Records from a dataset
----------

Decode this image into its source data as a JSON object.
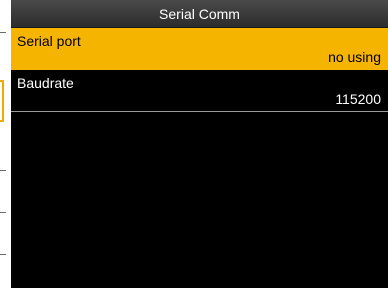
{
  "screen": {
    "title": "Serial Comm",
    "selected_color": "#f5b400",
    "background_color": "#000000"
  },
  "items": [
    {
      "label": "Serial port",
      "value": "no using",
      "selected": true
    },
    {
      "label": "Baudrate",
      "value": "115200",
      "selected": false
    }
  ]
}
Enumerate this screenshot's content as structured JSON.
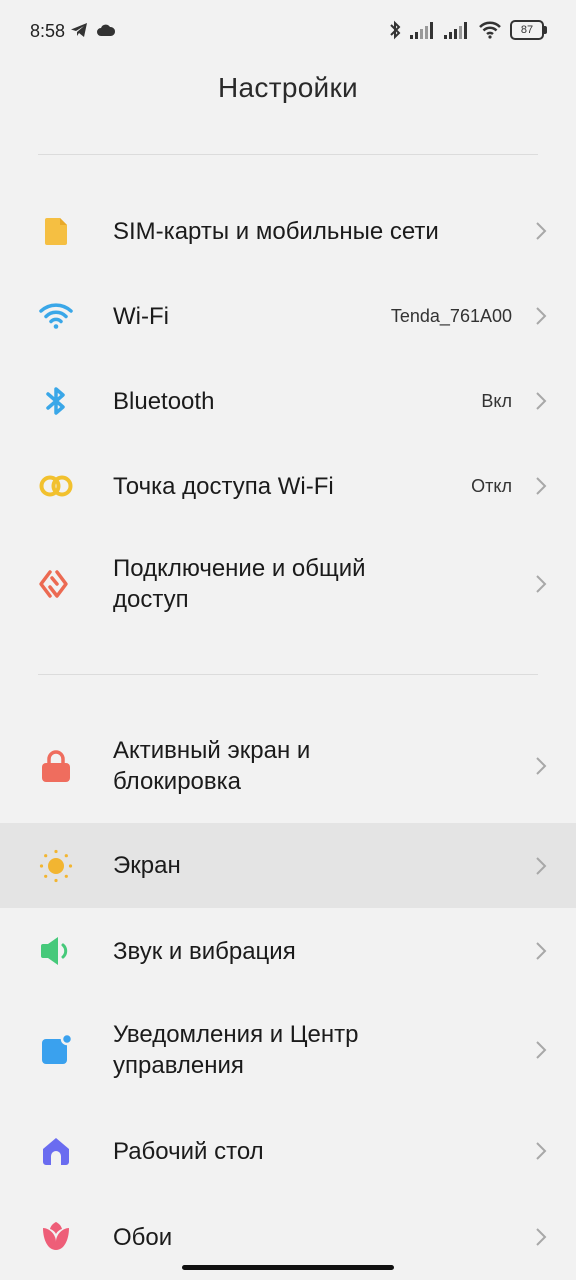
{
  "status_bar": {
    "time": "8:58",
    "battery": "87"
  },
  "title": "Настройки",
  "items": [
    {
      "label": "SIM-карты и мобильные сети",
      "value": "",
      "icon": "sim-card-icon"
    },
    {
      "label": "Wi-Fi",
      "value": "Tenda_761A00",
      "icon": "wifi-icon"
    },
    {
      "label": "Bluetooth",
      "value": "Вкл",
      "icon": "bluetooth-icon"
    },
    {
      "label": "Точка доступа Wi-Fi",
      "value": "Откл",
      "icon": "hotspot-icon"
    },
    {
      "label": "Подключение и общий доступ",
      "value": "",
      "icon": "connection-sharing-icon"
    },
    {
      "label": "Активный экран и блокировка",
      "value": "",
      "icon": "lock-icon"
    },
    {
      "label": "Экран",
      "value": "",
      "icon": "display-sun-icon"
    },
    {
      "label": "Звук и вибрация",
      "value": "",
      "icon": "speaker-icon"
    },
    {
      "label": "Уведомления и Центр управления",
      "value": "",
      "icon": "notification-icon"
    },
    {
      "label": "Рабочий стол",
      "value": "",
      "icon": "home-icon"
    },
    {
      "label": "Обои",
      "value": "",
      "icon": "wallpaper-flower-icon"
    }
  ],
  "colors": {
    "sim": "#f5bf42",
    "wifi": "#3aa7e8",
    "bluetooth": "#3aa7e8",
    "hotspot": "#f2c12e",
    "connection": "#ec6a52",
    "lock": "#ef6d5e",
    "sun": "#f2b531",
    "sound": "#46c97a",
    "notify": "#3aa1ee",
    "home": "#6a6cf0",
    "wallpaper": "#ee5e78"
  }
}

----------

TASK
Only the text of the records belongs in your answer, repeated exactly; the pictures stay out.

RESPONSE TO THIS TASK
Decode this image into its source data as a JSON object.
{
  "screen": {
    "title": "Serial Comm",
    "selected_color": "#f5b400",
    "background_color": "#000000"
  },
  "items": [
    {
      "label": "Serial port",
      "value": "no using",
      "selected": true
    },
    {
      "label": "Baudrate",
      "value": "115200",
      "selected": false
    }
  ]
}
Enumerate this screenshot's content as structured JSON.
{
  "status_bar": {
    "time": "8:58",
    "battery": "87"
  },
  "title": "Настройки",
  "items": [
    {
      "label": "SIM-карты и мобильные сети",
      "value": "",
      "icon": "sim-card-icon"
    },
    {
      "label": "Wi-Fi",
      "value": "Tenda_761A00",
      "icon": "wifi-icon"
    },
    {
      "label": "Bluetooth",
      "value": "Вкл",
      "icon": "bluetooth-icon"
    },
    {
      "label": "Точка доступа Wi-Fi",
      "value": "Откл",
      "icon": "hotspot-icon"
    },
    {
      "label": "Подключение и общий доступ",
      "value": "",
      "icon": "connection-sharing-icon"
    },
    {
      "label": "Активный экран и блокировка",
      "value": "",
      "icon": "lock-icon"
    },
    {
      "label": "Экран",
      "value": "",
      "icon": "display-sun-icon"
    },
    {
      "label": "Звук и вибрация",
      "value": "",
      "icon": "speaker-icon"
    },
    {
      "label": "Уведомления и Центр управления",
      "value": "",
      "icon": "notification-icon"
    },
    {
      "label": "Рабочий стол",
      "value": "",
      "icon": "home-icon"
    },
    {
      "label": "Обои",
      "value": "",
      "icon": "wallpaper-flower-icon"
    }
  ],
  "colors": {
    "sim": "#f5bf42",
    "wifi": "#3aa7e8",
    "bluetooth": "#3aa7e8",
    "hotspot": "#f2c12e",
    "connection": "#ec6a52",
    "lock": "#ef6d5e",
    "sun": "#f2b531",
    "sound": "#46c97a",
    "notify": "#3aa1ee",
    "home": "#6a6cf0",
    "wallpaper": "#ee5e78"
  }
}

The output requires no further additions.